[Dataset rows for apps and sites]

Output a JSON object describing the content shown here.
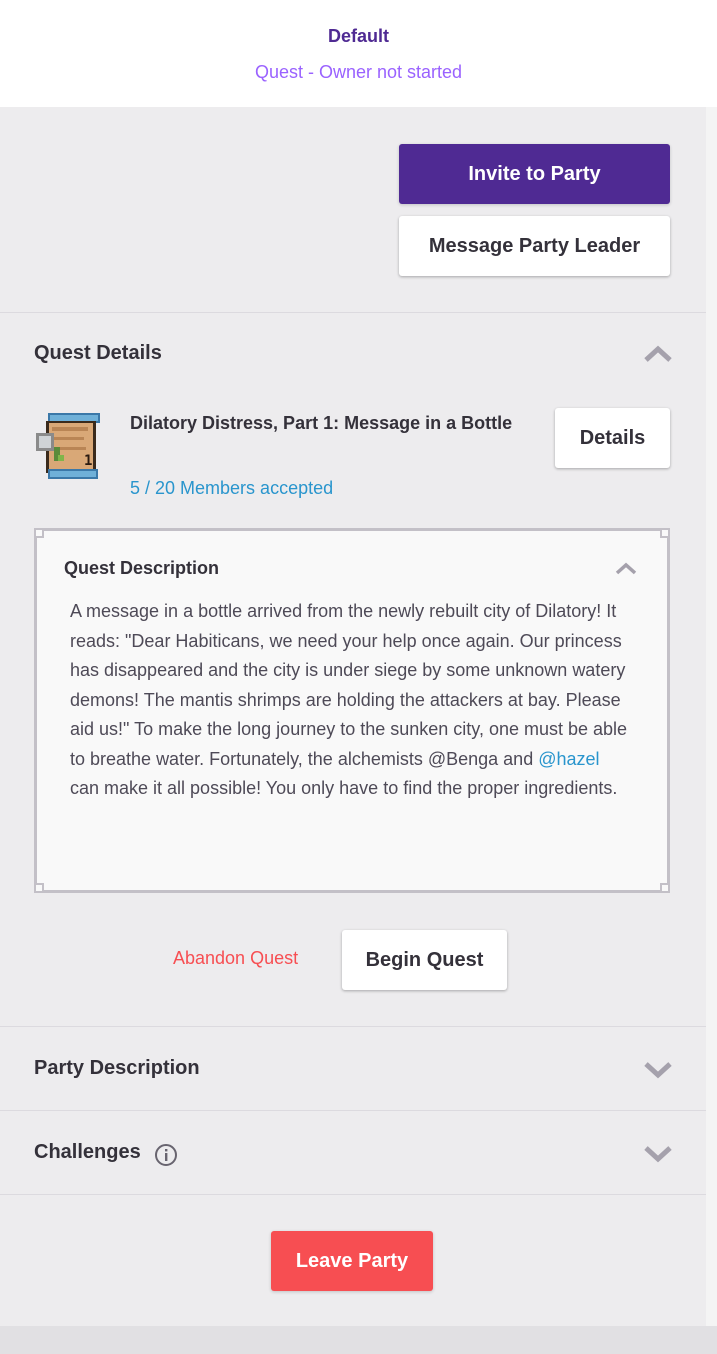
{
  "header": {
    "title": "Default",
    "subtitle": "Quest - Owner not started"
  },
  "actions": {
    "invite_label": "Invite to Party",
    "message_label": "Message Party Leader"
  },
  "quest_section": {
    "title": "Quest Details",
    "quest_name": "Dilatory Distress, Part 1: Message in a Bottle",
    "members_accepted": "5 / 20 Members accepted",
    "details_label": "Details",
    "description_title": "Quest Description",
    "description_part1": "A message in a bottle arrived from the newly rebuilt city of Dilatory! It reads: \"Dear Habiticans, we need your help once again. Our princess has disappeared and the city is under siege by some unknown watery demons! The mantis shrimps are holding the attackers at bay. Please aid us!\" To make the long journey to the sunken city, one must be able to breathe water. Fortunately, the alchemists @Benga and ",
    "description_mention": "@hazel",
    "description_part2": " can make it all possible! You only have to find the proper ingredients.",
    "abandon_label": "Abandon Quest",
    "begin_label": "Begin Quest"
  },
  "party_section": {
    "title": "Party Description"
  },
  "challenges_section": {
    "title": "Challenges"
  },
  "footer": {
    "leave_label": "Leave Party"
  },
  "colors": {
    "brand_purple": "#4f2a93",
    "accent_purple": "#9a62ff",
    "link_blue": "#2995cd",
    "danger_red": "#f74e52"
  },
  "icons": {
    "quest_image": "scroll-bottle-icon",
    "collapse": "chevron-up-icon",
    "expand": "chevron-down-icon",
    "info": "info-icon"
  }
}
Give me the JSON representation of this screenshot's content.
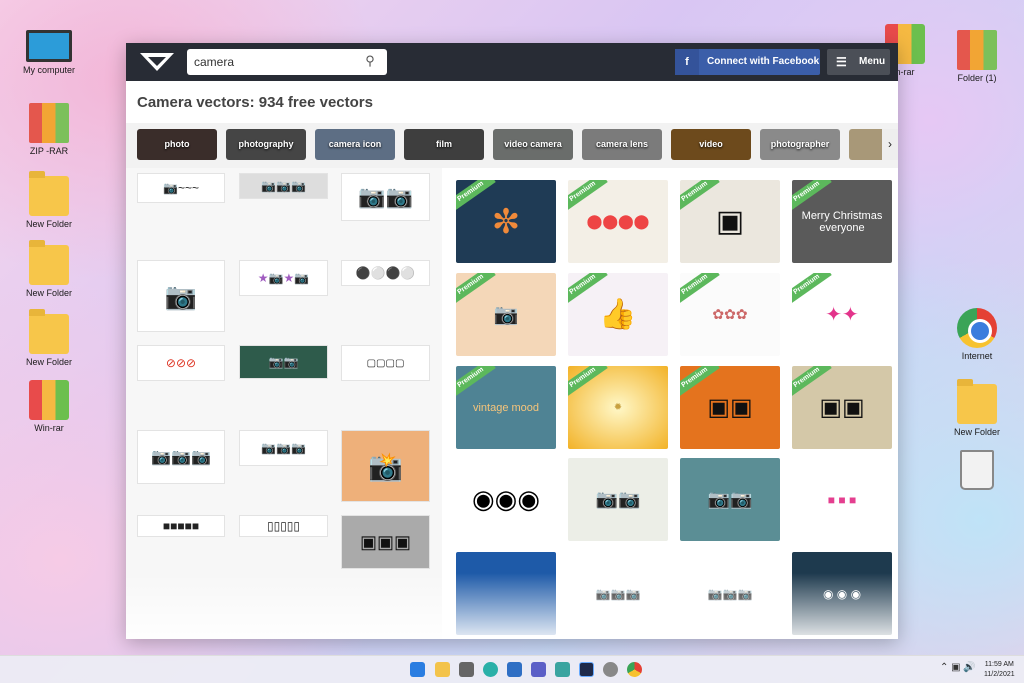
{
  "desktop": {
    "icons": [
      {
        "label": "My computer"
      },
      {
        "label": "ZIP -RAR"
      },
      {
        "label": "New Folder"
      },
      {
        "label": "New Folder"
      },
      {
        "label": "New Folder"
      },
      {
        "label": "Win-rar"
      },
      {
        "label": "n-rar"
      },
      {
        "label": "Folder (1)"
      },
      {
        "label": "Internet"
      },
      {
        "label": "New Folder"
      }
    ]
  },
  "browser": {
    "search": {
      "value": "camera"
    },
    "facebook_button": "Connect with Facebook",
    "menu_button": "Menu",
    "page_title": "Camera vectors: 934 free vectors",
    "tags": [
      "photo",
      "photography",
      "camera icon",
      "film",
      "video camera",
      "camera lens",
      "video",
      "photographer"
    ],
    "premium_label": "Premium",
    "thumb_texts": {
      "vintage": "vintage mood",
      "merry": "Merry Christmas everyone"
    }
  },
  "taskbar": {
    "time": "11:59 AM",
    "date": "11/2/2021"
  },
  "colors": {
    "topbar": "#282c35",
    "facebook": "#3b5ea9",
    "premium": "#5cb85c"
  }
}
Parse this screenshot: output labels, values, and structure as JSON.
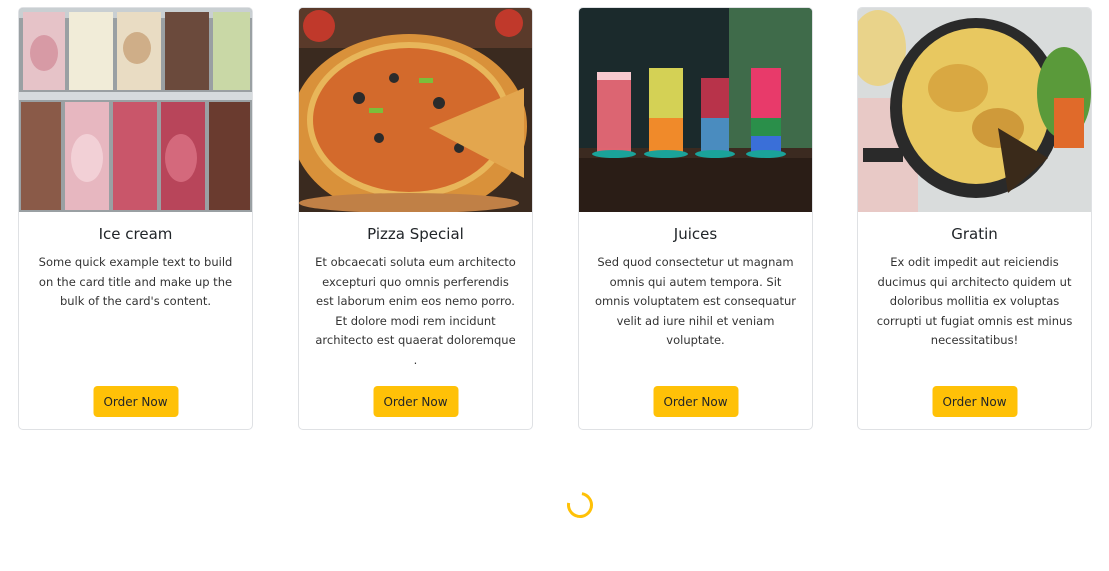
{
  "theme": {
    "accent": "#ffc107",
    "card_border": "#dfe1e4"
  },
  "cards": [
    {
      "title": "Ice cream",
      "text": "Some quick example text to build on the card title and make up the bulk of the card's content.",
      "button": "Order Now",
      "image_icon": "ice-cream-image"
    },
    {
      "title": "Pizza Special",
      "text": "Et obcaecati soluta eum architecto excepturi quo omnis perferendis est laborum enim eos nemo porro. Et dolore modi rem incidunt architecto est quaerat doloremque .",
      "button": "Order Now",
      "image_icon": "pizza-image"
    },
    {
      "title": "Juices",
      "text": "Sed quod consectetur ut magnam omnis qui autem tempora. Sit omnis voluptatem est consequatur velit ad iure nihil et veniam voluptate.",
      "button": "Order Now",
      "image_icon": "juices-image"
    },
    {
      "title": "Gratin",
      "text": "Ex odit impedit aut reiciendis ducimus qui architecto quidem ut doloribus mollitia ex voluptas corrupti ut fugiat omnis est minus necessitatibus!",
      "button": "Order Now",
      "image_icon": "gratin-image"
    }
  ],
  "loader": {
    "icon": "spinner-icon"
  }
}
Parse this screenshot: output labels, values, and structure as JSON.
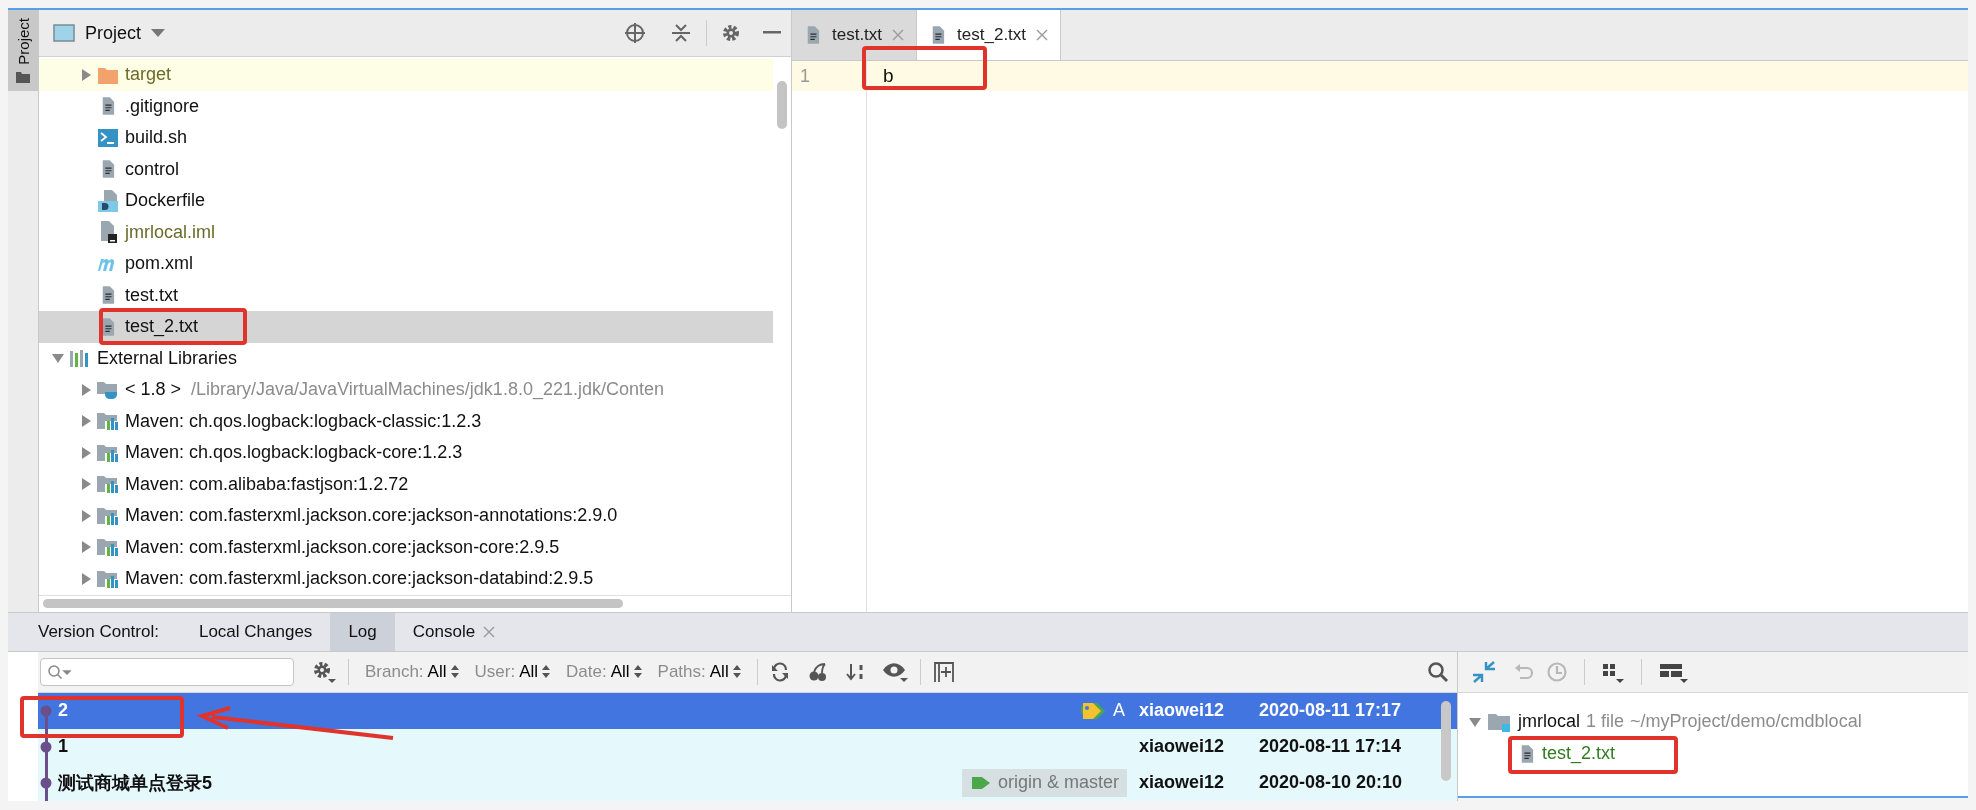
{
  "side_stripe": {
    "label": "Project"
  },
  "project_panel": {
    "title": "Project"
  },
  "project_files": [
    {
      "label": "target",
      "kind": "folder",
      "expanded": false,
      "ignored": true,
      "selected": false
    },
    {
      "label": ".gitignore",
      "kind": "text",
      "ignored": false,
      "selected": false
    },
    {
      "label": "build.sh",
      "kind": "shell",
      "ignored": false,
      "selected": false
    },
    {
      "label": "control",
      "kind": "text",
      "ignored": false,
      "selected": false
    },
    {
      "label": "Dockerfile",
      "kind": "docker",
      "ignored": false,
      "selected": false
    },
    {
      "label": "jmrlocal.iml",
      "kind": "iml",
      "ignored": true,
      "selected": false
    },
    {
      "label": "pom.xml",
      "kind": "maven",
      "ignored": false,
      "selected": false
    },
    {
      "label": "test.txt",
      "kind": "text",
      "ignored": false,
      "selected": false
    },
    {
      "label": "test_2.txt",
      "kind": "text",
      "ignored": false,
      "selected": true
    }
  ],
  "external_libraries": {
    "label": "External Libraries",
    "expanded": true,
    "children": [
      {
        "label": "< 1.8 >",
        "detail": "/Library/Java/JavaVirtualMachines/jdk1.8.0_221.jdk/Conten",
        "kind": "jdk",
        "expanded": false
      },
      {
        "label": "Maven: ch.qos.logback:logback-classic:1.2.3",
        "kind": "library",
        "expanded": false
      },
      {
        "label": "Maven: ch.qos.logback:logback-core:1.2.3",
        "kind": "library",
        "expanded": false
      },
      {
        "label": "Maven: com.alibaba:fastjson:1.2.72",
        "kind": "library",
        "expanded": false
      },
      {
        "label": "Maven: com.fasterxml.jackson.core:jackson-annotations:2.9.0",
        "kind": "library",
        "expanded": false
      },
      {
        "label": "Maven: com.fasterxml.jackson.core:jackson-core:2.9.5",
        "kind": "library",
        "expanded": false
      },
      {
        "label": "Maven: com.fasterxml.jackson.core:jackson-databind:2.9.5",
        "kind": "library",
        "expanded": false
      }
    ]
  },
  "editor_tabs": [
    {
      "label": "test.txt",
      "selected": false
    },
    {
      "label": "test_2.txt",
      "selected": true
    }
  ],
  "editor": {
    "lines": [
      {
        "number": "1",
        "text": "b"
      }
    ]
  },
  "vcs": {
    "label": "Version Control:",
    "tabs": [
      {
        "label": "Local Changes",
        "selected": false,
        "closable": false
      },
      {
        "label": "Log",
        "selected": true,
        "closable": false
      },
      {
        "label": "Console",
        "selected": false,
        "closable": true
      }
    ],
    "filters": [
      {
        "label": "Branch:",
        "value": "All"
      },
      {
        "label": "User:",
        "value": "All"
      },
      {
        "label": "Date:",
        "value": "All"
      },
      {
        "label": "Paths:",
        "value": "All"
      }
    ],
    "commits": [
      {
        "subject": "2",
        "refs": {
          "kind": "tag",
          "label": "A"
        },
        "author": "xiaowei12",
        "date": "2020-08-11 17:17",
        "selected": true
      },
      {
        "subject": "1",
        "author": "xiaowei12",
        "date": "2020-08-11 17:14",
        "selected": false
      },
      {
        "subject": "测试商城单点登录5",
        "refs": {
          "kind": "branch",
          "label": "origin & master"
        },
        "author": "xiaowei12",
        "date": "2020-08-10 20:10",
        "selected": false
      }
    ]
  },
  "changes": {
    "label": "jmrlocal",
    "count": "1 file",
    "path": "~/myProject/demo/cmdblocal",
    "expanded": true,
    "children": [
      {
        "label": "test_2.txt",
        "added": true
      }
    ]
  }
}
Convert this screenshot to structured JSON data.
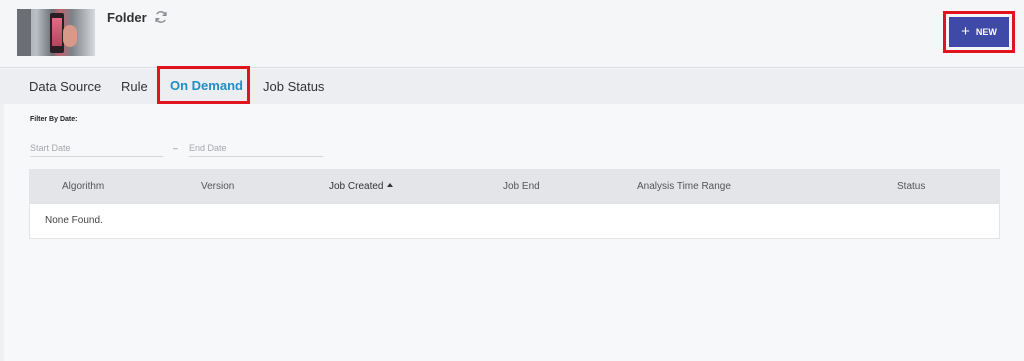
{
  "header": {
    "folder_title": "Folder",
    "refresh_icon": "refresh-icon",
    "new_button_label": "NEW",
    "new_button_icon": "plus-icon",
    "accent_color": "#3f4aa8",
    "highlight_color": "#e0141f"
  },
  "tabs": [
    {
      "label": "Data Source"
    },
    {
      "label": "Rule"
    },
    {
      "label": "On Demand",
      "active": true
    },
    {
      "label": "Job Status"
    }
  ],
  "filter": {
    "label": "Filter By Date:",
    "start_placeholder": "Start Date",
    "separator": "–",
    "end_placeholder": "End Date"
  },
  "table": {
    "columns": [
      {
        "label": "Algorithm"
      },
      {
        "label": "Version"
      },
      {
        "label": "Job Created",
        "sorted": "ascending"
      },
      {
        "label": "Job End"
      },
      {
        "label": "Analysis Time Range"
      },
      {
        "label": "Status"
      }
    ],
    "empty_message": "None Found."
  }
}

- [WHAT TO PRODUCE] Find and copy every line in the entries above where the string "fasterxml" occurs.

- [TASK OUTPUT]
        "label": "Maven: com.fasterxml.jackson.core:jackson-annotations:2.9.0",
        "label": "Maven: com.fasterxml.jackson.core:jackson-core:2.9.5",
        "label": "Maven: com.fasterxml.jackson.core:jackson-databind:2.9.5",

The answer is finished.